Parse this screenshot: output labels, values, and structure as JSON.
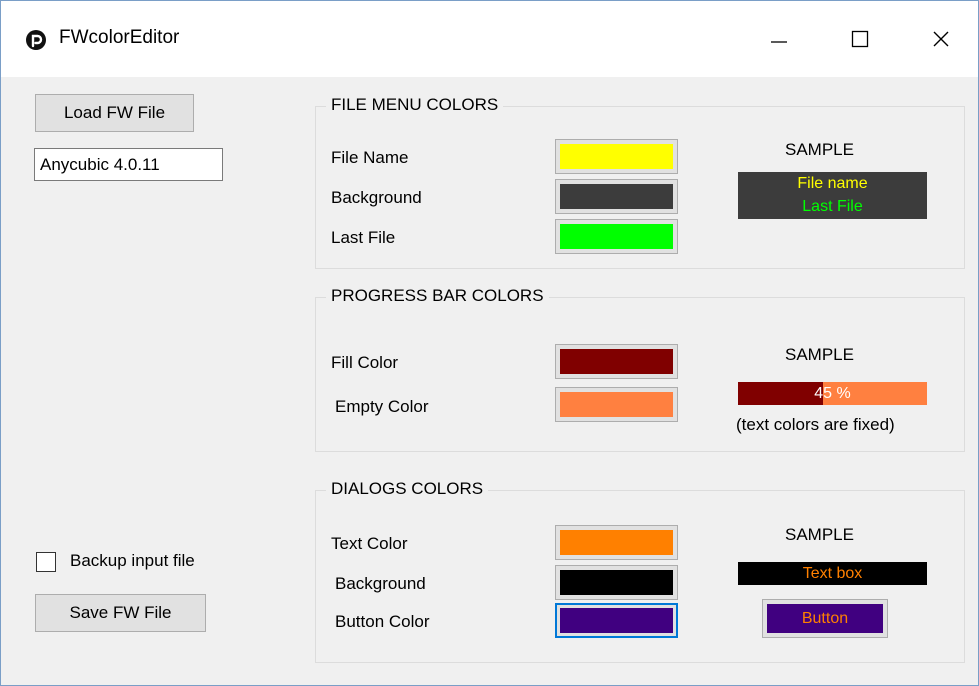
{
  "window": {
    "title": "FWcolorEditor",
    "controls": {
      "minimize": "minimize-icon",
      "maximize": "maximize-icon",
      "close": "close-icon"
    }
  },
  "left_panel": {
    "load_button": "Load FW File",
    "firmware_version": "Anycubic 4.0.11",
    "backup_checkbox_label": "Backup input file",
    "backup_checked": false,
    "save_button": "Save FW File"
  },
  "file_menu": {
    "title": "FILE MENU COLORS",
    "labels": {
      "file_name": "File Name",
      "background": "Background",
      "last_file": "Last File"
    },
    "colors": {
      "file_name": "#ffff00",
      "background": "#3c3c3c",
      "last_file": "#00ff00"
    },
    "sample": {
      "title": "SAMPLE",
      "file_name_text": "File name",
      "last_file_text": "Last File"
    }
  },
  "progress_bar": {
    "title": "PROGRESS BAR COLORS",
    "labels": {
      "fill": "Fill Color",
      "empty": "Empty Color"
    },
    "colors": {
      "fill": "#800000",
      "empty": "#ff8040"
    },
    "sample": {
      "title": "SAMPLE",
      "percent_text": "45 %",
      "progress": 0.45,
      "note": "(text colors are fixed)"
    }
  },
  "dialogs": {
    "title": "DIALOGS COLORS",
    "labels": {
      "text": "Text Color",
      "background": "Background",
      "button": "Button Color"
    },
    "colors": {
      "text": "#ff8000",
      "background": "#000000",
      "button": "#400080"
    },
    "sample": {
      "title": "SAMPLE",
      "textbox_text": "Text box",
      "button_text": "Button"
    }
  }
}
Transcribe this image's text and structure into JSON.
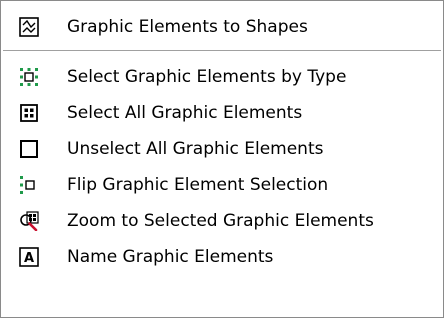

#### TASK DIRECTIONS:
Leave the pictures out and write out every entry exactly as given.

#### OUTPUT OF THE TASK:
Parse this screenshot: output labels, values, and structure as JSON.
{
  "window": {
    "title": "FWcolorEditor",
    "controls": {
      "minimize": "minimize-icon",
      "maximize": "maximize-icon",
      "close": "close-icon"
    }
  },
  "left_panel": {
    "load_button": "Load FW File",
    "firmware_version": "Anycubic 4.0.11",
    "backup_checkbox_label": "Backup input file",
    "backup_checked": false,
    "save_button": "Save FW File"
  },
  "file_menu": {
    "title": "FILE MENU COLORS",
    "labels": {
      "file_name": "File Name",
      "background": "Background",
      "last_file": "Last File"
    },
    "colors": {
      "file_name": "#ffff00",
      "background": "#3c3c3c",
      "last_file": "#00ff00"
    },
    "sample": {
      "title": "SAMPLE",
      "file_name_text": "File name",
      "last_file_text": "Last File"
    }
  },
  "progress_bar": {
    "title": "PROGRESS BAR COLORS",
    "labels": {
      "fill": "Fill Color",
      "empty": "Empty Color"
    },
    "colors": {
      "fill": "#800000",
      "empty": "#ff8040"
    },
    "sample": {
      "title": "SAMPLE",
      "percent_text": "45 %",
      "progress": 0.45,
      "note": "(text colors are fixed)"
    }
  },
  "dialogs": {
    "title": "DIALOGS COLORS",
    "labels": {
      "text": "Text Color",
      "background": "Background",
      "button": "Button Color"
    },
    "colors": {
      "text": "#ff8000",
      "background": "#000000",
      "button": "#400080"
    },
    "sample": {
      "title": "SAMPLE",
      "textbox_text": "Text box",
      "button_text": "Button"
    }
  }
}
Transcribe this image's text and structure into JSON.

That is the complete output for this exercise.